In the April podcast of EMRAP: Educator’s Edition, among many other things, Rob Rogers and Michelle Lin talked about how medical students often struggle to orally present cases the ‘emergency medicine way‘.
I remember struggling as a student to focus on what was relevant and stick to the important positives and negatives without droning on for ever (still do!). More recently a few students have asked me, “How should I present a patient in ED?”. Well, now I have a gold standard answer for them.
Davenport C, Honigman B, Druck J. The 3-minute emergency medicine medical student presentation: a variation on a theme. Acad Emerg Med. 2008 Jul;15(7):683-7
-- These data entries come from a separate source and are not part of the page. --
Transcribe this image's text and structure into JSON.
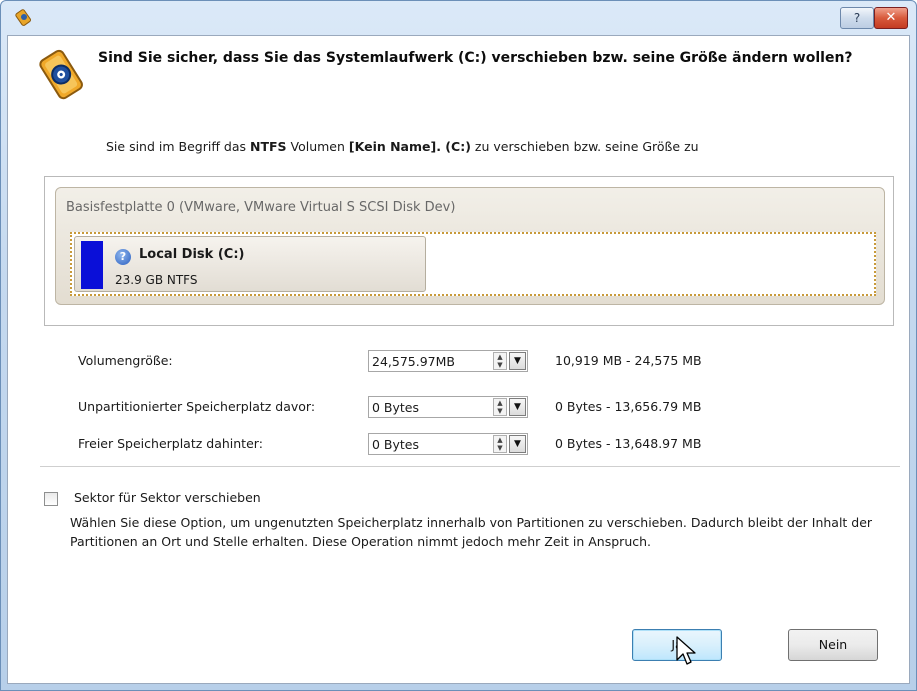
{
  "dialog": {
    "heading": "Sind Sie sicher, dass Sie das Systemlaufwerk (C:) verschieben bzw. seine Größe ändern wollen?",
    "sub": {
      "p1": "Sie sind im Begriff das ",
      "fs": "NTFS",
      "p2": " Volumen ",
      "name": "[Kein Name]. (C:)",
      "p3": " zu verschieben bzw. seine Größe zu"
    },
    "titlebar": {
      "help_label": "?",
      "close_label": "✕"
    }
  },
  "disk": {
    "title": "Basisfestplatte 0 (VMware, VMware Virtual S SCSI Disk Dev)",
    "partition": {
      "name": "Local Disk (C:)",
      "size": "23.9 GB NTFS",
      "color": "#0a0fd8",
      "usage_icon": "?"
    }
  },
  "fields": [
    {
      "label": "Volumengröße:",
      "value": "24,575.97MB",
      "range": "10,919 MB - 24,575 MB"
    },
    {
      "label": "Unpartitionierter Speicherplatz davor:",
      "value": "0 Bytes",
      "range": "0 Bytes - 13,656.79 MB"
    },
    {
      "label": "Freier Speicherplatz dahinter:",
      "value": "0 Bytes",
      "range": "0 Bytes - 13,648.97 MB"
    }
  ],
  "option": {
    "label": "Sektor für Sektor verschieben",
    "description": "Wählen Sie diese Option, um ungenutzten Speicherplatz innerhalb von Partitionen zu verschieben. Dadurch bleibt der Inhalt der Partitionen an Ort und Stelle erhalten. Diese Operation nimmt jedoch mehr Zeit in Anspruch.",
    "checked": false
  },
  "buttons": {
    "yes": "Ja",
    "no": "Nein"
  },
  "colors": {
    "accent": "#3c7fb1",
    "partition": "#0a0fd8",
    "close": "#c43b22"
  }
}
Of special interest to medical students, Davenport and colleagues also made a great supplement to help medical students master the art of oral case presentation in ED.
The supplement is a must read for medical students — apart from making your presentations more efficient and meaningful, it will make life in ED less stressful, and make you look good too!
Remember that the student case presentation is the main way teachers in ED judge the abilities of their students (for better or worse).
- Davenport: The 3-minute emergency medicine medical student presentation
- Davenport: Supplemental material S1
- UPenn: Supplemental reading PDF
Chris is an Intensivist and ECMO specialist at the Alfred ICU in Melbourne. He is also the Innovation Lead for the Australian Centre for Health Innovation at Alfred Health, a Clinical Adjunct Associate Professor at Monash University, and the Chair of the Australian and New Zealand Intensive Care Society (ANZICS) Education Committee. He is a co-founder of the Australia and New Zealand Clinician Educator Network (ANZCEN) and is the Lead for the ANZCEN Clinician Educator Incubator programme. He is on the Board of Directors for the Intensive Care Foundation and is a First Part Examiner for the College of Intensive Care Medicine. He is an internationally recognised Clinician Educator with a passion for helping clinicians learn and for improving the clinical performance of individuals and collectives.
After finishing his medical degree at the University of Auckland, he continued post-graduate training in New Zealand as well as Australia’s Northern Territory, Perth and Melbourne. He has completed fellowship training in both intensive care medicine and emergency medicine, as well as post-graduate training in biochemistry, clinical toxicology, clinical epidemiology, and health professional education.
He is actively involved in in using translational simulation to improve patient care and the design of processes and systems at Alfred Health. He coordinates the Alfred ICU’s education and simulation programmes and runs the unit’s education website, INTENSIVE. He created the ‘Critically Ill Airway’ course and teaches on numerous courses around the world. He is one of the founders of the FOAM movement (Free Open-Access Medical education) and is co-creator of LITFL.com, the RAGE podcast, the Resuscitology course, and the SMACC conference.
His one great achievement is being the father of two amazing children.
On Twitter, he is @precordialthump.